Records
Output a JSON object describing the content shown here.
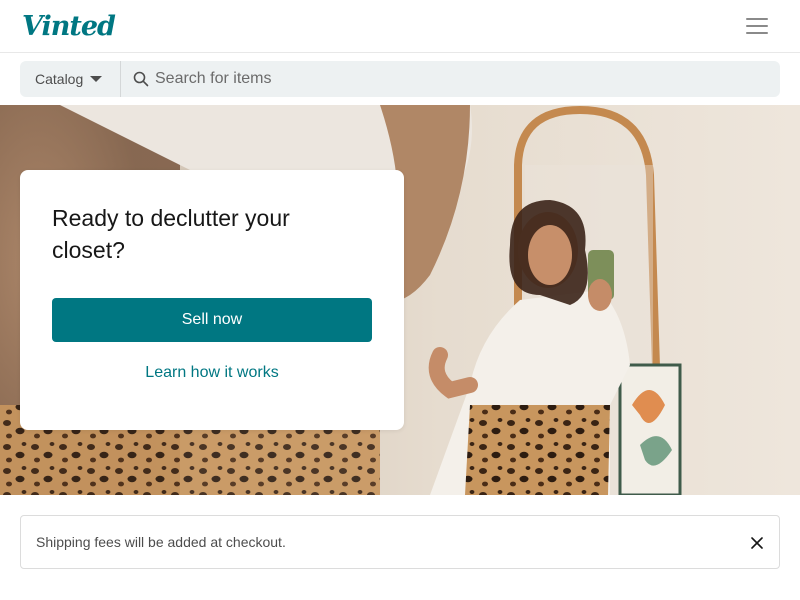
{
  "header": {
    "logo_text": "Vinted",
    "menu_icon": "hamburger-menu-icon"
  },
  "search": {
    "catalog_label": "Catalog",
    "placeholder": "Search for items",
    "value": "",
    "icon": "search-icon"
  },
  "hero": {
    "title": "Ready to declutter your closet?",
    "sell_button": "Sell now",
    "learn_link": "Learn how it works"
  },
  "notice": {
    "text": "Shipping fees will be added at checkout.",
    "close_icon": "close-icon"
  },
  "colors": {
    "brand": "#007782",
    "search_bg": "#edf1f2"
  }
}
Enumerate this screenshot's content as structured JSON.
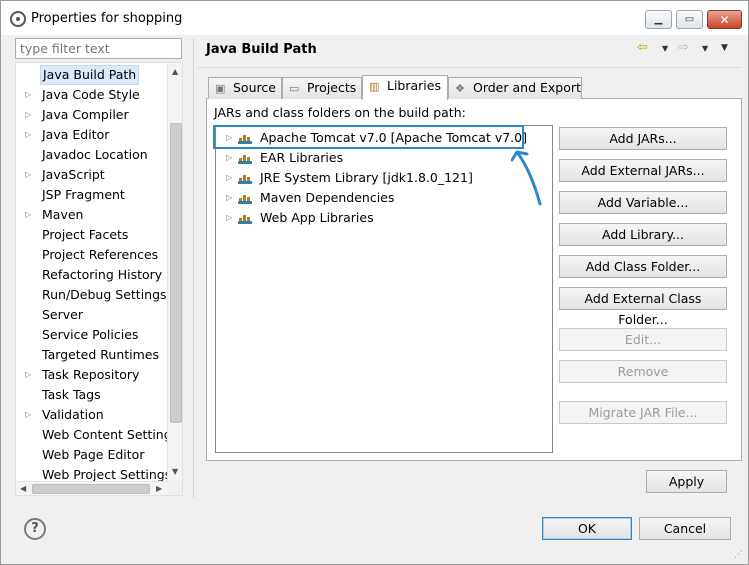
{
  "window": {
    "title": "Properties for shopping"
  },
  "filter": {
    "placeholder": "type filter text"
  },
  "tree": [
    {
      "label": "Java Build Path",
      "expandable": false,
      "selected": true
    },
    {
      "label": "Java Code Style",
      "expandable": true
    },
    {
      "label": "Java Compiler",
      "expandable": true
    },
    {
      "label": "Java Editor",
      "expandable": true
    },
    {
      "label": "Javadoc Location",
      "expandable": false
    },
    {
      "label": "JavaScript",
      "expandable": true
    },
    {
      "label": "JSP Fragment",
      "expandable": false
    },
    {
      "label": "Maven",
      "expandable": true
    },
    {
      "label": "Project Facets",
      "expandable": false
    },
    {
      "label": "Project References",
      "expandable": false
    },
    {
      "label": "Refactoring History",
      "expandable": false
    },
    {
      "label": "Run/Debug Settings",
      "expandable": false
    },
    {
      "label": "Server",
      "expandable": false
    },
    {
      "label": "Service Policies",
      "expandable": false
    },
    {
      "label": "Targeted Runtimes",
      "expandable": false
    },
    {
      "label": "Task Repository",
      "expandable": true
    },
    {
      "label": "Task Tags",
      "expandable": false
    },
    {
      "label": "Validation",
      "expandable": true
    },
    {
      "label": "Web Content Settings",
      "expandable": false
    },
    {
      "label": "Web Page Editor",
      "expandable": false
    },
    {
      "label": "Web Project Settings",
      "expandable": false
    }
  ],
  "page": {
    "title": "Java Build Path"
  },
  "tabs": [
    {
      "label": "Source",
      "active": false
    },
    {
      "label": "Projects",
      "active": false
    },
    {
      "label": "Libraries",
      "active": true
    },
    {
      "label": "Order and Export",
      "active": false
    }
  ],
  "libraries": {
    "label": "JARs and class folders on the build path:",
    "items": [
      "Apache Tomcat v7.0 [Apache Tomcat v7.0]",
      "EAR Libraries",
      "JRE System Library [jdk1.8.0_121]",
      "Maven Dependencies",
      "Web App Libraries"
    ]
  },
  "side_buttons": [
    {
      "label": "Add JARs...",
      "enabled": true
    },
    {
      "label": "Add External JARs...",
      "enabled": true
    },
    {
      "label": "Add Variable...",
      "enabled": true
    },
    {
      "label": "Add Library...",
      "enabled": true
    },
    {
      "label": "Add Class Folder...",
      "enabled": true
    },
    {
      "label": "Add External Class Folder...",
      "enabled": true
    },
    {
      "label": "Edit...",
      "enabled": false
    },
    {
      "label": "Remove",
      "enabled": false
    },
    {
      "label": "Migrate JAR File...",
      "enabled": false
    }
  ],
  "apply_label": "Apply",
  "ok_label": "OK",
  "cancel_label": "Cancel",
  "accent": "#2e88c8"
}
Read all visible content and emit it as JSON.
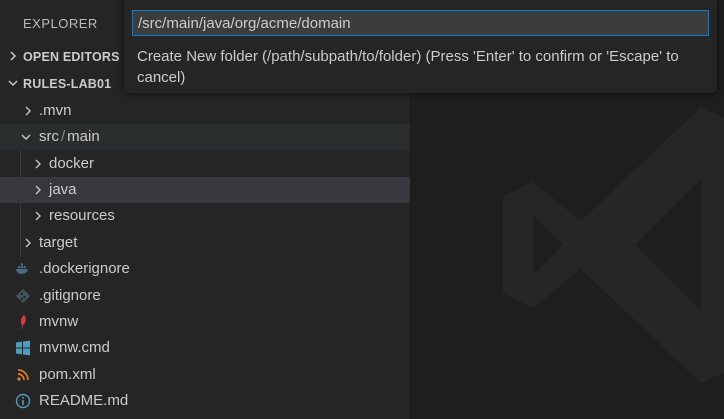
{
  "explorer": {
    "title": "EXPLORER"
  },
  "sections": {
    "open_editors": "OPEN EDITORS",
    "project": "RULES-LAB01"
  },
  "tree": {
    "mvn": ".mvn",
    "src_main_part1": "src",
    "src_main_sep": "/",
    "src_main_part2": "main",
    "docker": "docker",
    "java": "java",
    "resources": "resources",
    "target": "target",
    "dockerignore": ".dockerignore",
    "gitignore": ".gitignore",
    "mvnw": "mvnw",
    "mvnw_cmd": "mvnw.cmd",
    "pom": "pom.xml",
    "readme": "README.md"
  },
  "icons": {
    "dockerignore": "docker-icon",
    "gitignore": "git-icon",
    "mvnw": "maven-feather-icon",
    "mvnw_cmd": "windows-icon",
    "pom": "rss-xml-icon",
    "readme": "info-icon"
  },
  "quick_input": {
    "value": "/src/main/java/org/acme/domain",
    "message": "Create New folder (/path/subpath/to/folder) (Press 'Enter' to confirm or 'Escape' to cancel)"
  },
  "colors": {
    "accent": "#007fd4",
    "sidebar": "#252526",
    "editor": "#1e1e1e",
    "selection": "#37373d"
  }
}
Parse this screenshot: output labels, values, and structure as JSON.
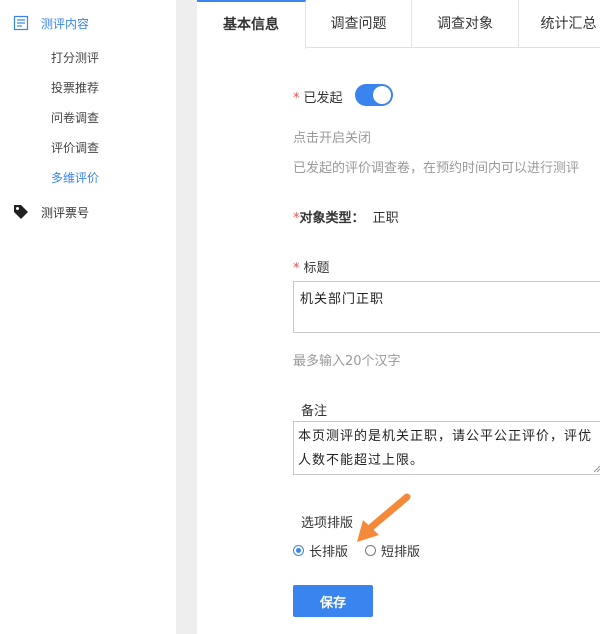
{
  "sidebar": {
    "section1": {
      "label": "测评内容",
      "icon": "list-icon"
    },
    "items": [
      {
        "label": "打分测评"
      },
      {
        "label": "投票推荐"
      },
      {
        "label": "问卷调查"
      },
      {
        "label": "评价调查"
      },
      {
        "label": "多维评价"
      }
    ],
    "section2": {
      "label": "测评票号",
      "icon": "tag-icon"
    }
  },
  "tabs": [
    {
      "label": "基本信息"
    },
    {
      "label": "调查问题"
    },
    {
      "label": "调查对象"
    },
    {
      "label": "统计汇总"
    }
  ],
  "form": {
    "launched": {
      "label": "已发起",
      "value": true,
      "hint1": "点击开启关闭",
      "hint2": "已发起的评价调查卷，在预约时间内可以进行测评"
    },
    "object_type": {
      "label": "对象类型：",
      "value": "正职"
    },
    "title": {
      "label": "标题",
      "value": "机关部门正职",
      "hint": "最多输入20个汉字"
    },
    "remark": {
      "label": "备注",
      "value": "本页测评的是机关正职，请公平公正评价，评优人数不能超过上限。"
    },
    "layout": {
      "label": "选项排版",
      "options": [
        {
          "label": "长排版",
          "checked": true
        },
        {
          "label": "短排版",
          "checked": false
        }
      ]
    },
    "save_label": "保存"
  },
  "colors": {
    "accent": "#3a84f0",
    "required": "#e94f4f",
    "annotation_arrow": "#f5893a"
  }
}
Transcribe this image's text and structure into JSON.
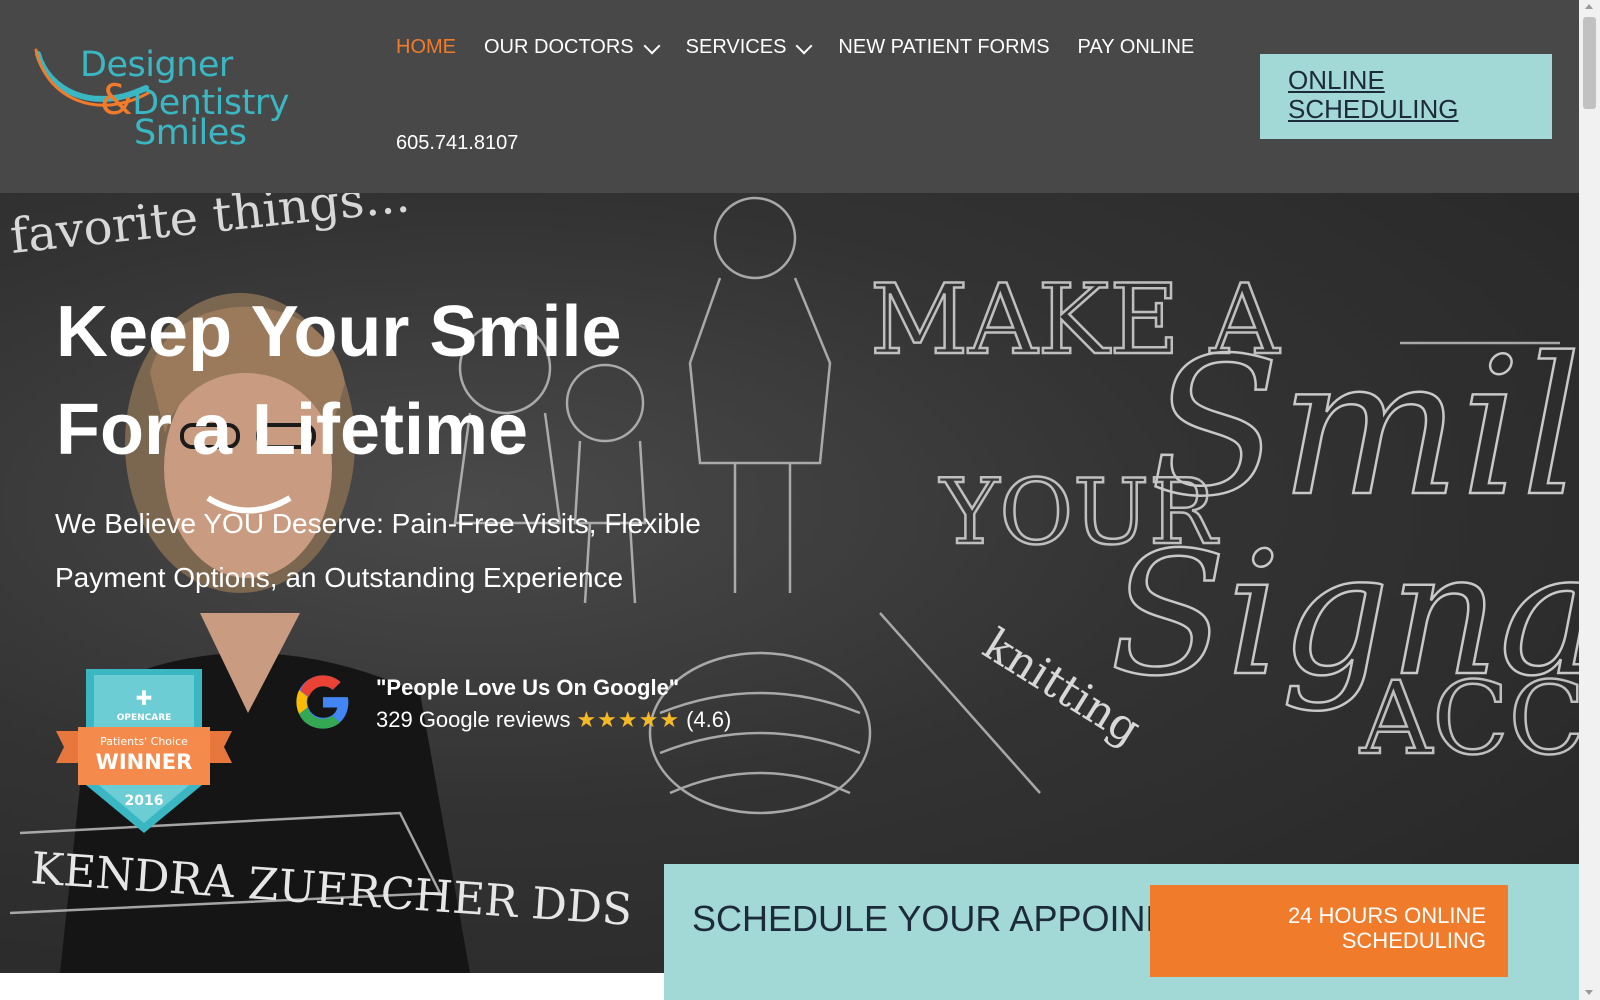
{
  "header": {
    "logo": {
      "line1": "Designer",
      "line2": "Dentistry",
      "amp": "&",
      "line3": "Smiles"
    },
    "nav": [
      {
        "label": "HOME"
      },
      {
        "label": "OUR DOCTORS"
      },
      {
        "label": "SERVICES"
      },
      {
        "label": "NEW PATIENT FORMS"
      },
      {
        "label": "PAY ONLINE"
      }
    ],
    "phone": "605.741.8107",
    "cta_label": "ONLINE SCHEDULING"
  },
  "hero": {
    "title": "Keep Your Smile For a Lifetime",
    "subtitle": "We Believe YOU Deserve: Pain-Free Visits, Flexible Payment Options, an Outstanding Experience",
    "chalk": {
      "favorite": "favorite things...",
      "make": "MAKE A",
      "your": "YOUR",
      "smile": "Smil",
      "signature": "Signat",
      "acc": "ACC",
      "knitting": "knitting",
      "name": "KENDRA ZUERCHER DDS"
    },
    "badge": {
      "brand": "OPENCARE",
      "top": "Patients' Choice",
      "main": "WINNER",
      "year": "2016"
    },
    "google": {
      "title": "\"People Love Us On Google\"",
      "reviews": "329 Google reviews",
      "stars": "★★★★★",
      "rating": "(4.6)"
    }
  },
  "schedule": {
    "title": "SCHEDULE YOUR APPOINMENT",
    "button": "24 HOURS ONLINE SCHEDULING"
  },
  "colors": {
    "header_bg": "#484848",
    "accent_orange": "#f07b2b",
    "accent_teal": "#a2d8d6",
    "logo_blue": "#3ab7c3"
  }
}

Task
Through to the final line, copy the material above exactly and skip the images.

Your response
Output a JSON object describing the content shown here.
{
  "header": {
    "logo_text": "Vinted",
    "menu_icon": "hamburger-menu-icon"
  },
  "search": {
    "catalog_label": "Catalog",
    "placeholder": "Search for items",
    "value": "",
    "icon": "search-icon"
  },
  "hero": {
    "title": "Ready to declutter your closet?",
    "sell_button": "Sell now",
    "learn_link": "Learn how it works"
  },
  "notice": {
    "text": "Shipping fees will be added at checkout.",
    "close_icon": "close-icon"
  },
  "colors": {
    "brand": "#007782",
    "search_bg": "#edf1f2"
  }
}
Enumerate this screenshot's content as structured JSON.
{
  "window": {
    "title": "Properties for shopping"
  },
  "filter": {
    "placeholder": "type filter text"
  },
  "tree": [
    {
      "label": "Java Build Path",
      "expandable": false,
      "selected": true
    },
    {
      "label": "Java Code Style",
      "expandable": true
    },
    {
      "label": "Java Compiler",
      "expandable": true
    },
    {
      "label": "Java Editor",
      "expandable": true
    },
    {
      "label": "Javadoc Location",
      "expandable": false
    },
    {
      "label": "JavaScript",
      "expandable": true
    },
    {
      "label": "JSP Fragment",
      "expandable": false
    },
    {
      "label": "Maven",
      "expandable": true
    },
    {
      "label": "Project Facets",
      "expandable": false
    },
    {
      "label": "Project References",
      "expandable": false
    },
    {
      "label": "Refactoring History",
      "expandable": false
    },
    {
      "label": "Run/Debug Settings",
      "expandable": false
    },
    {
      "label": "Server",
      "expandable": false
    },
    {
      "label": "Service Policies",
      "expandable": false
    },
    {
      "label": "Targeted Runtimes",
      "expandable": false
    },
    {
      "label": "Task Repository",
      "expandable": true
    },
    {
      "label": "Task Tags",
      "expandable": false
    },
    {
      "label": "Validation",
      "expandable": true
    },
    {
      "label": "Web Content Settings",
      "expandable": false
    },
    {
      "label": "Web Page Editor",
      "expandable": false
    },
    {
      "label": "Web Project Settings",
      "expandable": false
    }
  ],
  "page": {
    "title": "Java Build Path"
  },
  "tabs": [
    {
      "label": "Source",
      "active": false
    },
    {
      "label": "Projects",
      "active": false
    },
    {
      "label": "Libraries",
      "active": true
    },
    {
      "label": "Order and Export",
      "active": false
    }
  ],
  "libraries": {
    "label": "JARs and class folders on the build path:",
    "items": [
      "Apache Tomcat v7.0 [Apache Tomcat v7.0]",
      "EAR Libraries",
      "JRE System Library [jdk1.8.0_121]",
      "Maven Dependencies",
      "Web App Libraries"
    ]
  },
  "side_buttons": [
    {
      "label": "Add JARs...",
      "enabled": true
    },
    {
      "label": "Add External JARs...",
      "enabled": true
    },
    {
      "label": "Add Variable...",
      "enabled": true
    },
    {
      "label": "Add Library...",
      "enabled": true
    },
    {
      "label": "Add Class Folder...",
      "enabled": true
    },
    {
      "label": "Add External Class Folder...",
      "enabled": true
    },
    {
      "label": "Edit...",
      "enabled": false
    },
    {
      "label": "Remove",
      "enabled": false
    },
    {
      "label": "Migrate JAR File...",
      "enabled": false
    }
  ],
  "apply_label": "Apply",
  "ok_label": "OK",
  "cancel_label": "Cancel",
  "accent": "#2e88c8"
}
Read all visible content and emit it as JSON.
{
  "explorer": {
    "title": "EXPLORER"
  },
  "sections": {
    "open_editors": "OPEN EDITORS",
    "project": "RULES-LAB01"
  },
  "tree": {
    "mvn": ".mvn",
    "src_main_part1": "src",
    "src_main_sep": "/",
    "src_main_part2": "main",
    "docker": "docker",
    "java": "java",
    "resources": "resources",
    "target": "target",
    "dockerignore": ".dockerignore",
    "gitignore": ".gitignore",
    "mvnw": "mvnw",
    "mvnw_cmd": "mvnw.cmd",
    "pom": "pom.xml",
    "readme": "README.md"
  },
  "icons": {
    "dockerignore": "docker-icon",
    "gitignore": "git-icon",
    "mvnw": "maven-feather-icon",
    "mvnw_cmd": "windows-icon",
    "pom": "rss-xml-icon",
    "readme": "info-icon"
  },
  "quick_input": {
    "value": "/src/main/java/org/acme/domain",
    "message": "Create New folder (/path/subpath/to/folder) (Press 'Enter' to confirm or 'Escape' to cancel)"
  },
  "colors": {
    "accent": "#007fd4",
    "sidebar": "#252526",
    "editor": "#1e1e1e",
    "selection": "#37373d"
  }
}
Parse this screenshot: output labels, values, and structure as JSON.
{
  "sidebar": {
    "section1": {
      "label": "测评内容",
      "icon": "list-icon"
    },
    "items": [
      {
        "label": "打分测评"
      },
      {
        "label": "投票推荐"
      },
      {
        "label": "问卷调查"
      },
      {
        "label": "评价调查"
      },
      {
        "label": "多维评价"
      }
    ],
    "section2": {
      "label": "测评票号",
      "icon": "tag-icon"
    }
  },
  "tabs": [
    {
      "label": "基本信息"
    },
    {
      "label": "调查问题"
    },
    {
      "label": "调查对象"
    },
    {
      "label": "统计汇总"
    }
  ],
  "form": {
    "launched": {
      "label": "已发起",
      "value": true,
      "hint1": "点击开启关闭",
      "hint2": "已发起的评价调查卷，在预约时间内可以进行测评"
    },
    "object_type": {
      "label": "对象类型：",
      "value": "正职"
    },
    "title": {
      "label": "标题",
      "value": "机关部门正职",
      "hint": "最多输入20个汉字"
    },
    "remark": {
      "label": "备注",
      "value": "本页测评的是机关正职，请公平公正评价，评优人数不能超过上限。"
    },
    "layout": {
      "label": "选项排版",
      "options": [
        {
          "label": "长排版",
          "checked": true
        },
        {
          "label": "短排版",
          "checked": false
        }
      ]
    },
    "save_label": "保存"
  },
  "colors": {
    "accent": "#3a84f0",
    "required": "#e94f4f",
    "annotation_arrow": "#f5893a"
  }
}
Transcribe this image's text and structure into JSON.
{
  "header": {
    "logo": {
      "line1": "Designer",
      "line2": "Dentistry",
      "amp": "&",
      "line3": "Smiles"
    },
    "nav": [
      {
        "label": "HOME"
      },
      {
        "label": "OUR DOCTORS"
      },
      {
        "label": "SERVICES"
      },
      {
        "label": "NEW PATIENT FORMS"
      },
      {
        "label": "PAY ONLINE"
      }
    ],
    "phone": "605.741.8107",
    "cta_label": "ONLINE SCHEDULING"
  },
  "hero": {
    "title": "Keep Your Smile For a Lifetime",
    "subtitle": "We Believe YOU Deserve: Pain-Free Visits, Flexible Payment Options, an Outstanding Experience",
    "chalk": {
      "favorite": "favorite things...",
      "make": "MAKE A",
      "your": "YOUR",
      "smile": "Smil",
      "signature": "Signat",
      "acc": "ACC",
      "knitting": "knitting",
      "name": "KENDRA ZUERCHER DDS"
    },
    "badge": {
      "brand": "OPENCARE",
      "top": "Patients' Choice",
      "main": "WINNER",
      "year": "2016"
    },
    "google": {
      "title": "\"People Love Us On Google\"",
      "reviews": "329 Google reviews",
      "stars": "★★★★★",
      "rating": "(4.6)"
    }
  },
  "schedule": {
    "title": "SCHEDULE YOUR APPOINMENT",
    "button": "24 HOURS ONLINE SCHEDULING"
  },
  "colors": {
    "header_bg": "#484848",
    "accent_orange": "#f07b2b",
    "accent_teal": "#a2d8d6",
    "logo_blue": "#3ab7c3"
  }
}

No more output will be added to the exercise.